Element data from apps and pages
________________________
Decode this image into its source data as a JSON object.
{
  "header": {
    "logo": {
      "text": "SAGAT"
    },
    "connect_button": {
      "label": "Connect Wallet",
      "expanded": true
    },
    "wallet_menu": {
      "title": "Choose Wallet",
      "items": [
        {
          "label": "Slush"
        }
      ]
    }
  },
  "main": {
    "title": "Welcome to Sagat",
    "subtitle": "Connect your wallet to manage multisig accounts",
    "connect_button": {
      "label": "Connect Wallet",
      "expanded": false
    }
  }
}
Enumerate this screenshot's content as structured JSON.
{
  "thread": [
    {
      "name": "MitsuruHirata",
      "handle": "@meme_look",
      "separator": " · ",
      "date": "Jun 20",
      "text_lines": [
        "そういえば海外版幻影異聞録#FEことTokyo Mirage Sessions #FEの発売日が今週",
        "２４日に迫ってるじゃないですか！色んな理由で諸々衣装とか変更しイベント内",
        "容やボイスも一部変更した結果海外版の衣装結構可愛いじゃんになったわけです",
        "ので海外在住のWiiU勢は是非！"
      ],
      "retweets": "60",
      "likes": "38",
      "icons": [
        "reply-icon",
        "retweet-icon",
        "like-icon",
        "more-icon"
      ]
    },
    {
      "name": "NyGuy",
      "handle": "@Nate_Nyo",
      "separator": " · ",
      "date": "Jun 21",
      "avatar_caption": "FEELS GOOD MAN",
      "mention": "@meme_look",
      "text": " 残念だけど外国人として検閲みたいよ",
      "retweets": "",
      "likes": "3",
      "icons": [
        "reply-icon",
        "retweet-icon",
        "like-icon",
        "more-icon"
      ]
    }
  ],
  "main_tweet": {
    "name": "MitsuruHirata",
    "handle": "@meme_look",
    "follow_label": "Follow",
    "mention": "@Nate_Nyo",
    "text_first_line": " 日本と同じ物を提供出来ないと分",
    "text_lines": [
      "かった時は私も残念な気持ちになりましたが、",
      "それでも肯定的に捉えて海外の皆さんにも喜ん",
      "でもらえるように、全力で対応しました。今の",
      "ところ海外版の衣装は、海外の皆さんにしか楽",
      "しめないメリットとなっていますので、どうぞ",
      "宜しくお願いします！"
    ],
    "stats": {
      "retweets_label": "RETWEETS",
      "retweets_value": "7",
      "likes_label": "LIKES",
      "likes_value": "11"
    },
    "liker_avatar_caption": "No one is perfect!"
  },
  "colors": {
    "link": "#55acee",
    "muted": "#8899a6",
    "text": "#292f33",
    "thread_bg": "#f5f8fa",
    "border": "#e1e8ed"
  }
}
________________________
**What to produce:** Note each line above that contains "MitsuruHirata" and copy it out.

**Answer for this exercise:**
      "name": "MitsuruHirata",
    "name": "MitsuruHirata",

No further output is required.